A lot of us approach the job search process with an emphasis on our training and experience in order to convince hiring managers that we have what it takes to do the job. We know what we can and cannot do and we are eager to talk about the skill set that has already made us successful in our careers. Our resumes are filled with bullet lists of skills that should make managers take notice.
In the IT industry, these skills — what we call “hard” skills — are critical in our careers. Every IT job has these technical skills as a basic minimum for even being considered for an interview. But what makes us stand out from the rest in the competition for the job? Soft skills.
Hiring guru Lou Adler recently wrote that “soft” skills are too important to be overlooked in the hiring process while they are often the reason for failure and firing.
What’s lost is the idea that once people meet a basic threshold of technical competency and ability to learn, it’s the quality of their non-technical skills like leadership, management, teamwork and work ethic that determines how fast they’ll progress.Lou Adler, “The Lack of Soft Skills Puts a Lid on Career Growth” May 11, 2020
Adler lists a number of skills traditionally seen as “soft” that are vital in a professional environment:
- Cross-functional understanding and collaboration
- Commitment to success
- Building, developing and managing teams
- Leading, organizing and managing matrix projects
- Persuading senior-level people to change direction
- Not making excuses
- Read the entire list of soft skills here.
Most of the candidates for technical jobs have the technical skills to do the job. It’s likely they were doing the same job elsewhere just weeks ago for another company. So how can we distinguish ourselves in the interview process in order to win that job?
Demonstrate early on that not only do you have the required skill set (hard skills), but you also possess soft skills that make you valuable to a manager, a team, and a company. You’re a team player, a good communicator, and a great listener. You know how to translate technical ideas into down-to-earth descriptions that non-technical managers need in order to make decisions. You are level-headed when projects and people get out of hand and you refrain from grumbling when deadlines approach and overtime is required. And the list goes on.
What makes your working life attractive to companies? Doing good work, following directions, getting along with colleagues, and looking for ways to make your team, your managers, and your company successful.
Adler suggests these “soft” skill assessments need to be incorporated up front in the hiring process.
More important than what they are called, though, is the idea that these skills need to be incorporated into the interviewing process in parallel with an assessment of the person’s hard skills, rather than as an afterthought.
Of course, knowing what soft skills a particular company or manager is looking for isn’t always obvious from a posted job description.
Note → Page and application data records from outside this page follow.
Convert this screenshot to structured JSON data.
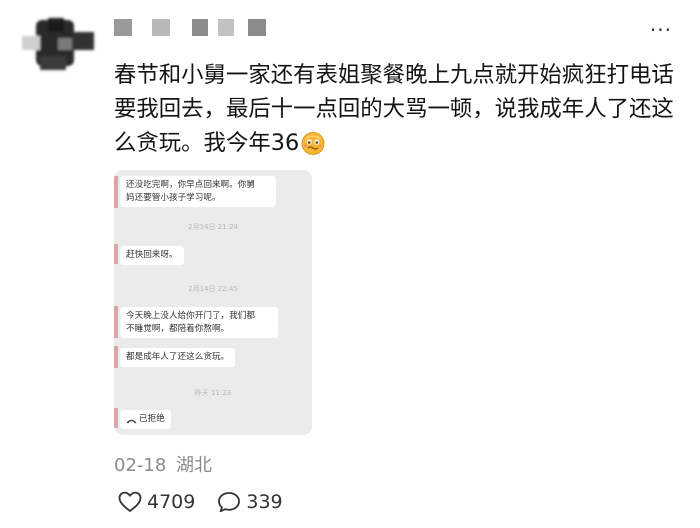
{
  "header": {
    "more_label": "···"
  },
  "post": {
    "text": "春节和小舅一家还有表姐聚餐晚上九点就开始疯狂打电话要我回去，最后十一点回的大骂一顿，说我成年人了还这么贪玩。我今年36",
    "emoji": "nervous-face-emoji"
  },
  "chat_screenshot": {
    "msg1_line1": "还没吃完啊，你早点回来啊。你舅",
    "msg1_line2": "妈还要管小孩子学习呢。",
    "ts1": "2月14日 21:24",
    "msg2": "赶快回来呀。",
    "ts2": "2月14日 22:45",
    "msg3_line1": "今天晚上没人给你开门了，我们都",
    "msg3_line2": "不睡觉啊，都陪着你熬啊。",
    "msg4": "都是成年人了还这么贪玩。",
    "ts3": "昨天 11:23",
    "call_status": "已拒绝"
  },
  "meta": {
    "date": "02-18",
    "location": "湖北"
  },
  "actions": {
    "likes": "4709",
    "comments": "339"
  },
  "colors": {
    "accent_emoji": "#f5b431",
    "text_secondary": "#8b8b8b"
  }
}
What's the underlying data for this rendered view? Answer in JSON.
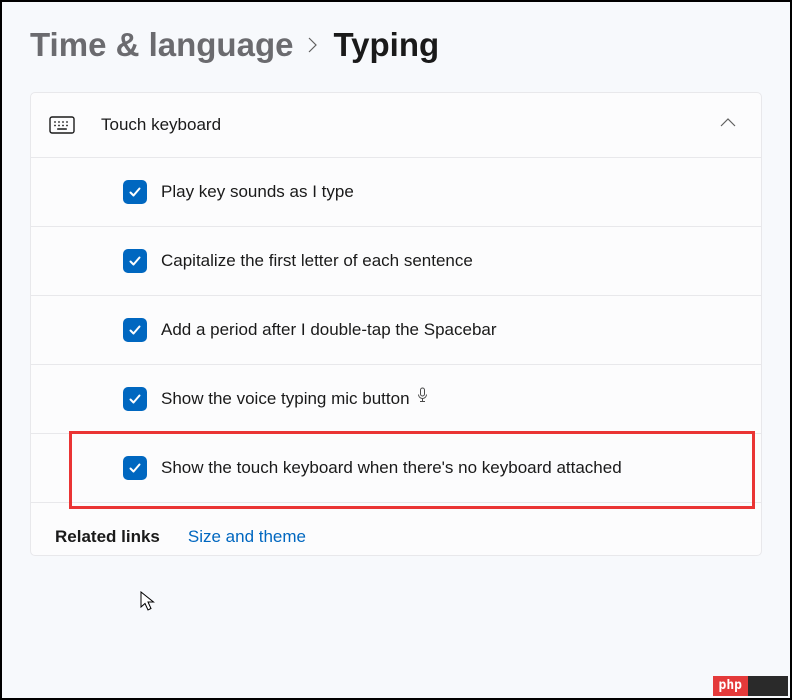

Finding out what they’re really wanting from current or past employees can be a big boost to your presentation. This knowledge can help you tailor your responses in an interview to demonstrate that you have much more under the hood than just great programming skills.
Working with a recruiting firm that has relationships with hiring managers is the ultimate source of inside information. These experienced technical recruiters can get on the phone with many of these managers and drill down into specific criteria that may not be obvious in a job description. And when a connected recruiter puts you in front of a manager they already know, your total package as a person and professional are put front and center.
For more than 30 years, Core Technology Solutions has been developing and maintaining professional relationships with key hiring managers in some of the nation’s top firms looking for IT talent. Give us a call and let us connect you with a career!